The best misnomer of all is this: Substitute Teachers are part of the bargaining process. I want to make this clear – except in a couple of instances (LA and SF) we do not belong to unions and no one represents us in negotiations, yet districts negotiate our salaries with unions and we have no say! As such, we are denied benefits, rights and the respect we deserve.

Not to beat a dead horse, but to go one step further, not only do teachers tell their students that we are “incompetent and ignorant”, but many tell their students that “if we were educated then we would not be subs – we would be full time educators!” (For the record, I spent over 40 years working in the California Legislature, have taught full time and retired to take care of my mother. I started subbing in 2002 when I entered law school at the age of 45. On that note, I have several degrees, including a law degree. Additionally, if you ask administrators, I am professional, organized and come prepared with my own lesson plans should there be problems with others!). To make matters worse, educators do not know how to properly prepare lesson plans, leave us with no seating charts, fail to tell us which students have medical, emotional or educational problems, and in this day and age, are denied access to the internet.

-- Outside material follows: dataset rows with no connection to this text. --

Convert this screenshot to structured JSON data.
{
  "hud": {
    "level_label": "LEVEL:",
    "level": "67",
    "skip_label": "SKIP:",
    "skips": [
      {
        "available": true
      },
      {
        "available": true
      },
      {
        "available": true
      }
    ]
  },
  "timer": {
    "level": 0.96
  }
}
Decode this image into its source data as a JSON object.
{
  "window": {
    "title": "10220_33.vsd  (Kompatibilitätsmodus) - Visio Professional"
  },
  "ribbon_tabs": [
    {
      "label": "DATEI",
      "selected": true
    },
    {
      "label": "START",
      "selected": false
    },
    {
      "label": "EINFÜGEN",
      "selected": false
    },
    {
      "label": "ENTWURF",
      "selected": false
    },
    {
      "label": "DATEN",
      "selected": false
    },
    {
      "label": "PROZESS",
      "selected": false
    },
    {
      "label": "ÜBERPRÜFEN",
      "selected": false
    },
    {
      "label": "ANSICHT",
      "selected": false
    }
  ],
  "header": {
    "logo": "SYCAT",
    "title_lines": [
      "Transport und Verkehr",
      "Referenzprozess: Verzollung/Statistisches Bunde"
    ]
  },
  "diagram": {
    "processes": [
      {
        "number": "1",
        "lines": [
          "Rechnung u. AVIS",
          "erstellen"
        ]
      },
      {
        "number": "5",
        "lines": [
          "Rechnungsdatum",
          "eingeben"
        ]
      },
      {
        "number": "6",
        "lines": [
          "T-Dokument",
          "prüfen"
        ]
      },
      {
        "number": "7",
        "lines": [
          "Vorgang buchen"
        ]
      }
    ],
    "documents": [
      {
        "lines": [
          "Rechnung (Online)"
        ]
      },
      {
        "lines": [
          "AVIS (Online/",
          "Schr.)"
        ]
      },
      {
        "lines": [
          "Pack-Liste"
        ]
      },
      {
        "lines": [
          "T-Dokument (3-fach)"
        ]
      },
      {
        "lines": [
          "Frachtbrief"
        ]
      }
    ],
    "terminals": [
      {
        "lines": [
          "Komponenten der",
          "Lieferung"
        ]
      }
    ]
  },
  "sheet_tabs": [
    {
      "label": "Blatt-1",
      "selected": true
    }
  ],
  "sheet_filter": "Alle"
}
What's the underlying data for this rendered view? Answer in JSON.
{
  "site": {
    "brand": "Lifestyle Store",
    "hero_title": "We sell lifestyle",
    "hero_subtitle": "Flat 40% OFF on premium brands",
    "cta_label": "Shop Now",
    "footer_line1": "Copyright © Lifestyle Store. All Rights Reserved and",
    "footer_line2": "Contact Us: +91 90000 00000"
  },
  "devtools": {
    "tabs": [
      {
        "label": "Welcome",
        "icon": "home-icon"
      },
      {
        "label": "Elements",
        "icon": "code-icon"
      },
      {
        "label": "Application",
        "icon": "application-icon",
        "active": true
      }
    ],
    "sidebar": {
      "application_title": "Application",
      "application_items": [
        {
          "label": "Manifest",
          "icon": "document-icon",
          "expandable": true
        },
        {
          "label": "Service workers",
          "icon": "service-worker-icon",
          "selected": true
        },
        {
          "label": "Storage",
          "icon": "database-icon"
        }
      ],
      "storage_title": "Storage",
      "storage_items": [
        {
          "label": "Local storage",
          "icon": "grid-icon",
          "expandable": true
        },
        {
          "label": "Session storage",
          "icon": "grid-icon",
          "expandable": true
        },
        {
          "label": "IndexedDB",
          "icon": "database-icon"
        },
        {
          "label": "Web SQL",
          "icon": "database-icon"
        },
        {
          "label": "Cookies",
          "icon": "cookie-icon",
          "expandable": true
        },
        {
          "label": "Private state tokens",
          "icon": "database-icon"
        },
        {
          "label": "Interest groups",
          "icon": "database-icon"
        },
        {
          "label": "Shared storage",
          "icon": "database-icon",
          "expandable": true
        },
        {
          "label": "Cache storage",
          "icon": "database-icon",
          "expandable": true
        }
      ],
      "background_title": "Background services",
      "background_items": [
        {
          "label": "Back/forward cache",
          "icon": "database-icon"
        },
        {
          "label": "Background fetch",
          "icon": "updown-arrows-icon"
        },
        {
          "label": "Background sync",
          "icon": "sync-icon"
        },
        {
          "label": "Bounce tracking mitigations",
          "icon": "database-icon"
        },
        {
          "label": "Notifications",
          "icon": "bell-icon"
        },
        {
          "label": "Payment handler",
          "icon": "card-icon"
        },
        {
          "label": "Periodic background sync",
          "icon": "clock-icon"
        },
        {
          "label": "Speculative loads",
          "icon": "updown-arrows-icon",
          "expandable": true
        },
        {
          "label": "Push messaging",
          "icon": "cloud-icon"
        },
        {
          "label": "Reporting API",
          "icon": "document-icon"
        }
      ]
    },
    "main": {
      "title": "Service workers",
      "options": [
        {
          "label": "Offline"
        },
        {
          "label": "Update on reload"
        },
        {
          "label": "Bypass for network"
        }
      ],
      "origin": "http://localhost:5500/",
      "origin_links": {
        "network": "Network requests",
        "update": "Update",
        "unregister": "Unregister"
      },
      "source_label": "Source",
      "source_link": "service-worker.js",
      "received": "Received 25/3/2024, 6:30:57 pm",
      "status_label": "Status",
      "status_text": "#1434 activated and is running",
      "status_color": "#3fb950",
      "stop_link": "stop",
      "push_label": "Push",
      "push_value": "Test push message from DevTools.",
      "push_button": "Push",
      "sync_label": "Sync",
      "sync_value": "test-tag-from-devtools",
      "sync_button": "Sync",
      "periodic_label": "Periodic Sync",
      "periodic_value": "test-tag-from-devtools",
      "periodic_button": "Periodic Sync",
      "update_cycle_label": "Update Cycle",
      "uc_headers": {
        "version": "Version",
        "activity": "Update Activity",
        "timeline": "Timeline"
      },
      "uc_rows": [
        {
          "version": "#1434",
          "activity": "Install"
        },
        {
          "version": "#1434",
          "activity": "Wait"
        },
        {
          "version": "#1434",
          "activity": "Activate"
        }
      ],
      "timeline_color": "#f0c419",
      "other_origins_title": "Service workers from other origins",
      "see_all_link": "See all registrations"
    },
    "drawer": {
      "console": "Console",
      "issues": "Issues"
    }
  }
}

Combined, we often look unprofessional or incompetent because we often walk into a room with materials hidden, missing or incomplete, and when we speak to the office about it. What is really sad here is this: if this happens, we find ourselves on the black list.

With that background in mind, I have the following suggestions on how to remove our opposition (one of the following concepts):

  1. Require school districts to provide us with training, both on subject matter and overall operations – especially emergency and first aid. To that note, the attached document offers suggestions on how this can be done. Make no doubt about it, but this will make a difference in the 2020-2021 school year;
  2. Allow school districts to have Substitute Teachers organize and be represented by a negotiating team when contracts are discussed;
  3. Eliminate the unfair blacklists;
  4. Require country boards of education to create a pool of substitutes, and have them service the total districts that they represent;
  5. Provide Substitutes with a recognized standard of living, including requiring payment of salaries on a bi-weekly basis;
  6. Clarify our standing as employees, and the rights we receive;
  7. Require school districts to provide uniform income standards;

Before I close, as I mentioned above, I have provided a proposed piece of legislation that we believe will be more important as the school year starts. Additionally, many of the ideas mentioned here, are written and available for both review and discussion.   

In closing, the concepts embodied in this letter are experienced by Substitutes in every corner of the state, and lead directly to the shortage districts face. In our opinion, AB 1982 does nothing to rectify any of those problems and help put quality Substitute or Guest Teachers in the classroom. We look forward to working with you to remove our opposition.


Michael Ross